>>

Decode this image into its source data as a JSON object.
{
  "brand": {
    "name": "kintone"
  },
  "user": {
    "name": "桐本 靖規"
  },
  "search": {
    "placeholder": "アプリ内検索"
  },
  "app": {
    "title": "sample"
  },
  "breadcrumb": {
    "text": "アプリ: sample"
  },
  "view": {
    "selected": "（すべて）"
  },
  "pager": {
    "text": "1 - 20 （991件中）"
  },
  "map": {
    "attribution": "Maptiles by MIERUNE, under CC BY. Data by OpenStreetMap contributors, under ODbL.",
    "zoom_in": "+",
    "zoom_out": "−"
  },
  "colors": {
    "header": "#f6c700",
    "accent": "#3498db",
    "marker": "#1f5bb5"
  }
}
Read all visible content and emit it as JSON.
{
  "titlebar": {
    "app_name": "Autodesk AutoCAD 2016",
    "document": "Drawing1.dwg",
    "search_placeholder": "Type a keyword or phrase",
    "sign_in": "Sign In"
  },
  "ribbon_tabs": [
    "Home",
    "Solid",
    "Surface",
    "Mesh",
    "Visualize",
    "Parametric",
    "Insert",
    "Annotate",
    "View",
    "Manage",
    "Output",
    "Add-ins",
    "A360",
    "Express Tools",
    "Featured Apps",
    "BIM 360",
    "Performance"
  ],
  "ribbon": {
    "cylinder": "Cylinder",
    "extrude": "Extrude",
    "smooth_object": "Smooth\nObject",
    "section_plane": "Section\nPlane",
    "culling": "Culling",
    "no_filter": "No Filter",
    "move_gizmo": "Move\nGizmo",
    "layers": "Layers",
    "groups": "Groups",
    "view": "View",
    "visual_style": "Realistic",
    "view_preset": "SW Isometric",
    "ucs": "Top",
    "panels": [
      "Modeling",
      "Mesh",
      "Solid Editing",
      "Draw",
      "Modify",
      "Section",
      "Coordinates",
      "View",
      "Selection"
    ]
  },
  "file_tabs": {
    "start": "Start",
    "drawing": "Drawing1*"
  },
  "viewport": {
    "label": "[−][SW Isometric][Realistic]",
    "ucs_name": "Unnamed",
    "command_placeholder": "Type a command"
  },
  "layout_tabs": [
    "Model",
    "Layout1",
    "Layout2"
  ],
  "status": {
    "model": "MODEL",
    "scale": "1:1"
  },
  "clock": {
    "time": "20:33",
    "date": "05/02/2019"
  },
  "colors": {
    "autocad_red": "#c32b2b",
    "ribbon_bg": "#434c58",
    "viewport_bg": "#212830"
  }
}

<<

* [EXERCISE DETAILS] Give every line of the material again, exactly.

* [FINISHED EXERCISE]
Decode this image into its source data as a JSON object.
{
  "brand": {
    "name": "kintone"
  },
  "user": {
    "name": "桐本 靖規"
  },
  "search": {
    "placeholder": "アプリ内検索"
  },
  "app": {
    "title": "sample"
  },
  "breadcrumb": {
    "text": "アプリ: sample"
  },
  "view": {
    "selected": "（すべて）"
  },
  "pager": {
    "text": "1 - 20 （991件中）"
  },
  "map": {
    "attribution": "Maptiles by MIERUNE, under CC BY. Data by OpenStreetMap contributors, under ODbL.",
    "zoom_in": "+",
    "zoom_out": "−"
  },
  "colors": {
    "header": "#f6c700",
    "accent": "#3498db",
    "marker": "#1f5bb5"
  }
}
Read all visible content and emit it as JSON.
{
  "titlebar": {
    "app_name": "Autodesk AutoCAD 2016",
    "document": "Drawing1.dwg",
    "search_placeholder": "Type a keyword or phrase",
    "sign_in": "Sign In"
  },
  "ribbon_tabs": [
    "Home",
    "Solid",
    "Surface",
    "Mesh",
    "Visualize",
    "Parametric",
    "Insert",
    "Annotate",
    "View",
    "Manage",
    "Output",
    "Add-ins",
    "A360",
    "Express Tools",
    "Featured Apps",
    "BIM 360",
    "Performance"
  ],
  "ribbon": {
    "cylinder": "Cylinder",
    "extrude": "Extrude",
    "smooth_object": "Smooth\nObject",
    "section_plane": "Section\nPlane",
    "culling": "Culling",
    "no_filter": "No Filter",
    "move_gizmo": "Move\nGizmo",
    "layers": "Layers",
    "groups": "Groups",
    "view": "View",
    "visual_style": "Realistic",
    "view_preset": "SW Isometric",
    "ucs": "Top",
    "panels": [
      "Modeling",
      "Mesh",
      "Solid Editing",
      "Draw",
      "Modify",
      "Section",
      "Coordinates",
      "View",
      "Selection"
    ]
  },
  "file_tabs": {
    "start": "Start",
    "drawing": "Drawing1*"
  },
  "viewport": {
    "label": "[−][SW Isometric][Realistic]",
    "ucs_name": "Unnamed",
    "command_placeholder": "Type a command"
  },
  "layout_tabs": [
    "Model",
    "Layout1",
    "Layout2"
  ],
  "status": {
    "model": "MODEL",
    "scale": "1:1"
  },
  "clock": {
    "time": "20:33",
    "date": "05/02/2019"
  },
  "colors": {
    "autocad_red": "#c32b2b",
    "ribbon_bg": "#434c58",
    "viewport_bg": "#212830"
  }
}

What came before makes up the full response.